It’s been three days and I’m still short of words to describe what happened on the first full moon under Pont d’Alexandre III. Galliano for Margiela presented his Artisanal Collection 2024 and after seeing it, I feel like I’ll never be the same. I feel like fashion will never be the same. It was one of those moments when you just knew history was made — fashion students will be learning about this show, fashion professionals will be referencing it years later, and I’m pretty sure people will be admiring these designs in a museum one day. 

Seated both inside and outside of the Parisian night joint with a bar full of empty glasses and dim mirrors, we witnessed a performance that was a year in the making. The theatrical performance opened by Lucky Love. Right after, the lights in the mirrors flickered and turned into screens playing the intro movie. Scenes of lustful corset tightening and jewelry thievery were portrayed in the style of Brasaï’s 1920’s and 30’s work of capturing Paris clubs and streets. 

In the seamless storytelling, after the movie came to an end, the first look of the show appeared. Shirtless with the waist snatched by a waspie creating an almost unreal hourglass figure, Leon Dame both observed and let to be observed as he walked through the crowd. Almost as if emerging from the river, the following characters one after another explored the space in the same manner. Twisting torsos, extending hands, exaggerated hip moves, motion director Pat Boguslawski, who has worked with Margiela for quite some time now, has delivered an excellent example of what a fashion show could be. 

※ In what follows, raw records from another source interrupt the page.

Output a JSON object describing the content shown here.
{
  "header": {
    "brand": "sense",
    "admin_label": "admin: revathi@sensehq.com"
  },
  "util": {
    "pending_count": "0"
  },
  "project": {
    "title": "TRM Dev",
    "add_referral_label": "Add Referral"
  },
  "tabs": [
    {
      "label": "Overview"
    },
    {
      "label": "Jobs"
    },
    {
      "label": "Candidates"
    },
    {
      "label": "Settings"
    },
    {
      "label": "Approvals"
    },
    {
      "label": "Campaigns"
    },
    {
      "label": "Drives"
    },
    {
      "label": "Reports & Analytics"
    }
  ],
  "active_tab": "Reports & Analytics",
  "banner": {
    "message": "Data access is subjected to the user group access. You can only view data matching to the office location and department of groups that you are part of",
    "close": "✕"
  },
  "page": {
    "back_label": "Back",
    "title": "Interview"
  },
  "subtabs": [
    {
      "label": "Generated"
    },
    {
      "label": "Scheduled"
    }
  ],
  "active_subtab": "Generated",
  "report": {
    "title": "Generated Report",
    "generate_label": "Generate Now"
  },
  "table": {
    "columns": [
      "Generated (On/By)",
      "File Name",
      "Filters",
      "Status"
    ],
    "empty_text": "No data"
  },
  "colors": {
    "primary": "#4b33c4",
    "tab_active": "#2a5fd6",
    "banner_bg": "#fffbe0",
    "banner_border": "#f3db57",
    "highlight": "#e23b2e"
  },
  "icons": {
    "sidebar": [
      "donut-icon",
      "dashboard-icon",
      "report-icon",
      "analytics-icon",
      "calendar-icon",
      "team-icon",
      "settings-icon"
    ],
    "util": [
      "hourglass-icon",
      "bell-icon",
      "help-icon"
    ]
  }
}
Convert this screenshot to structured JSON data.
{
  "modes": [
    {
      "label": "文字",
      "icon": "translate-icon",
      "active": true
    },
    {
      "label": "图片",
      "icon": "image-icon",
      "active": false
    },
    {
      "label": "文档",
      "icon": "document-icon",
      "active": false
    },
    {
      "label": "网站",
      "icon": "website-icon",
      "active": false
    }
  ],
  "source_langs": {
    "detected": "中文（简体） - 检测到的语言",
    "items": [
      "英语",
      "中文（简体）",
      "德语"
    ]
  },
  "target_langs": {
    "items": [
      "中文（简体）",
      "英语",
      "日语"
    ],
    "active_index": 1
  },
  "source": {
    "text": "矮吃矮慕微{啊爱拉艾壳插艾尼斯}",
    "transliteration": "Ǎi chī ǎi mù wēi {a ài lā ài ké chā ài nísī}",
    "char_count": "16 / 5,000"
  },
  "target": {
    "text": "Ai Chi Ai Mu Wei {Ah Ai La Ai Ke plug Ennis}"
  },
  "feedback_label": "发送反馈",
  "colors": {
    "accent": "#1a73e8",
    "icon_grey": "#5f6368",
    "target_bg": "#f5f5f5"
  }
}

The collection itself was a testament to Galliano’s commitment to pushing boundaries of fashion. Extreme corsetry, padded hips and erotically sheer lace dresses dominated the runway. Pieces with greenish-pink watercolor nudes on them looked like walking paintings, highlighting Galliano’s mastery of artistic expressions. 

The use of pubic hair (which were actually merkins on underwear) in delicate hourglass dresses and provocative details added an element of controversy and certainly pushed the conversation around what beauty and sensuality in fashion could look like.

Fabric manipulation and experimentation was absolutely divine, foregrounding Margiela’s commitment to expanding the couture language. Visible throughout the entire collection, Galliano played with different techniques, many of them developed over the last year. Some involved boiling and gluing, others incrustation and complex thread-work. One of the techniques, named “emotional cutting” approached looking at garments through the lens of “the unconscious gestures that shape our expressions: a caban pulled over the head in the rain, a lapel raised to cover the face, a trouser hoisted up to evade a water puddle”. Another way of working “stripe-tease” innovatively manipulates striped fabric into block colors.

The approach to hair and makeup is a whole other topic, hitting the beauty community like a shock wave. Pat McGrath, the world’s most influential makeup artist, and hair stylist Duffy, enhanced the storytelling by adding emotional impact. Frizzy hair, piled high on the models’ heads, faces painted to achieve smooth, porcelain-like faces and intricate body modification — avant-garde and experimental spirit of Margiela, made it possible for each model to become a canvas.

You can tell the success of the show by the applause after it, so you can imagine the success when you can hear people shout “Bravo!” even before the final look was revealed. Gwendoline Christie striding down the runway, daintily carrying a bag, was the crème de la crème underlining the celebration of humanity, individuality, and fashion as pure creative expression, and proving Margiela’s continued relevance in haute couture.

cover image MAISON MARGIELA via whitewall.art